Antiquated roof tiles
Sandtoft Roof Tiles has launched the Arcadia, a new clay pantile that is designed to emulate the character of an aged or reclaimed English clay pantile. Sandtoft says the manufacturing process results in a random finish, which creates a weathered look. The tiles are 17.5 mm thick and come with a 60-year guarantee.
Copper roofing expertise online
Copper in Architecture has expanded its website to include all the detail drawings from its new technical roofing and cladding guide, Copper Roofing – In Detail. It also includes: CPD material on copper in general; animation of the patination process; coverage of topics such as environmental implications and comparative costings; numerous projects and a link to other European copper site project pages. The 120-page technical guide includes the latest techniques from Europe including the long strip method, and machine seaming on site. It is available for £25 from the Copper Development Association.
Copper In Architecture
PVC cover for Oxford bookstore
The Blackwell bookstore in Oxford has just been fitted with a new single-ply PVC roof membrane from Alkor Drakka. A new metal deck was fitted onto existing steels and then covered with an Alkorplus vapour control layer, a 60 mm rigid CFC-free insulation board and finally an Alkorplan F 35170 single-ply waterproofing membrane. Membrane joints, roof penetrations, edge, corner and parapet details were sealed using a combination of Alkorplus 81025 solvent fluid, hot-air welding and other accessories from Alkor Drakka.

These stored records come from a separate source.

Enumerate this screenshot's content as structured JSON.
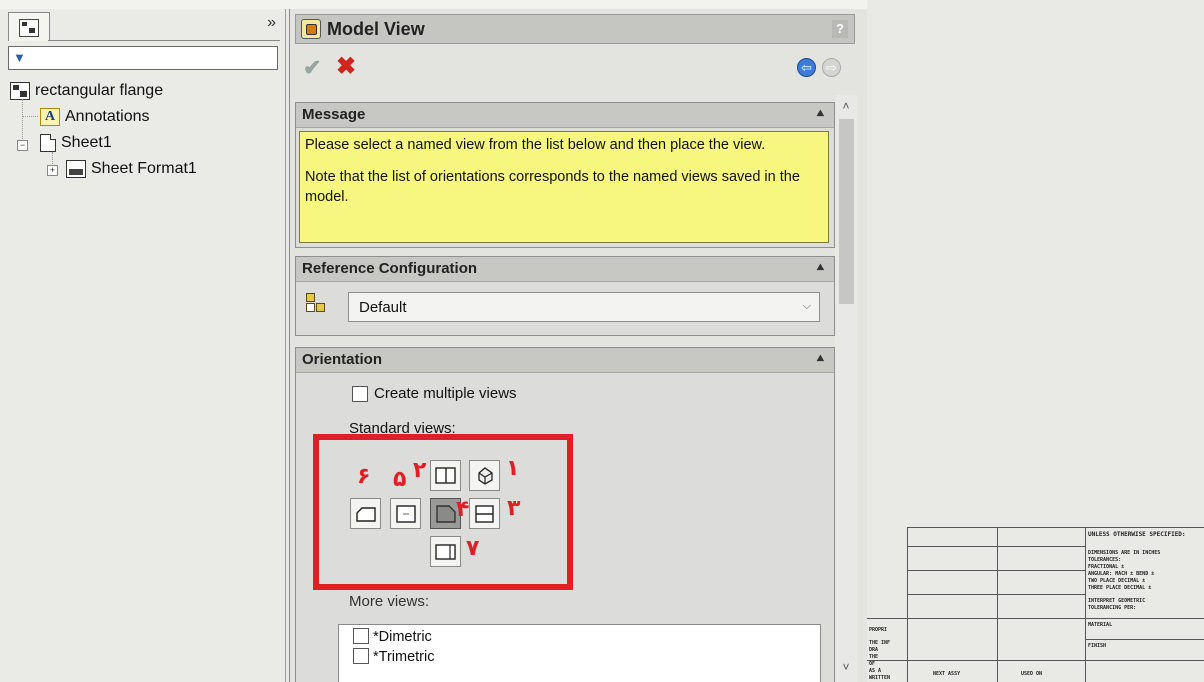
{
  "tree": {
    "collapse_glyph": "»",
    "filter_placeholder": "",
    "items": [
      {
        "label": "rectangular flange"
      },
      {
        "label": "Annotations"
      },
      {
        "label": "Sheet1"
      },
      {
        "label": "Sheet Format1"
      }
    ],
    "annotation_icon_letter": "A"
  },
  "property_manager": {
    "title": "Model View",
    "help": "?",
    "ok_glyph": "✔",
    "cancel_glyph": "✖",
    "back_glyph": "⇦",
    "next_glyph": "⇨",
    "groups": {
      "message": {
        "title": "Message",
        "text1": "Please select a named view from the list below and then place the view.",
        "text2": "Note that the list of orientations corresponds to the named views saved in the model."
      },
      "reference_configuration": {
        "title": "Reference Configuration",
        "selected": "Default"
      },
      "orientation": {
        "title": "Orientation",
        "create_multiple_views": "Create multiple views",
        "create_multiple_checked": false,
        "standard_views_label": "Standard views:",
        "more_views_label": "More views:",
        "more_views": [
          "*Dimetric",
          "*Trimetric"
        ]
      }
    },
    "collapse_glyph": "≈"
  },
  "annotations": {
    "color": "#e01e26",
    "numbers": [
      "۱",
      "۲",
      "۳",
      "۴",
      "۵",
      "۶",
      "۷"
    ]
  },
  "title_block": {
    "lines": [
      "UNLESS OTHERWISE SPECIFIED:",
      "DIMENSIONS ARE IN INCHES",
      "TOLERANCES:",
      "FRACTIONAL ±",
      "ANGULAR: MACH ±  BEND ±",
      "TWO PLACE DECIMAL  ±",
      "THREE PLACE DECIMAL  ±",
      "INTERPRET GEOMETRIC",
      "TOLERANCING PER:",
      "MATERIAL",
      "FINISH",
      "NEXT ASSY",
      "USED ON"
    ],
    "left_lines": [
      "PROPRI",
      "THE INF",
      "DRA",
      "THE",
      "OF",
      "AS A",
      "WRITTEN"
    ]
  }
}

Alfred McAlpine Slate has extended its range of natural roofing slates with the launch of the Celtic tile. The slates have naturally occurring markings that give it a textured finish, according to Alfred McAlpine. The Celtic tiles are available in blue–grey or dark blue–grey and come in a range of sizes.
Alfred McAlpine Slate
Curved planes at Farnborough Airport
What’s the spec?Air traffic control tower, Farnborough Airport
The specification of the aluminium roof for the new air traffic control tower at Farnborough Airport was as complex as the twisting curved geometry suggests. Reid Architecture had to find an affordable system that could clad the fluted 35 m high control tower and the wing-shaped structure at its base. Reid approached a number of cladding and roofing suppliers but their solutions were either over-budget or over-complicated. At one point a boat-building yard was approached to help develop a seamless skin, but its prices proved too high. The solution chosen by Reid was developed in conjunction with German-based Mero, which specialises in Space frames and shingle construction. A diamond shaped pattern was created with aluminium shingles, which the architect says resembles a tightly stretched metallic snakeskin. The shingles connect to a more traditional curved Kalzip roof on the base building. The roof structure of the control tower is supported by four simple columns positioned at the rear and cantilevered at the front to minimise obstructions.
Architect: Reid Architecture
Main contractor: Bovis Lend Lease
Structural, M&E and facade engineer: Buro Happold
Quantity surveyor: Davis Langdon & Everest
Roll-moulding system for complex roofing
Guttering for large commercial schemes
Marley Plumbing and Drainage
Renovation matches Scottish slates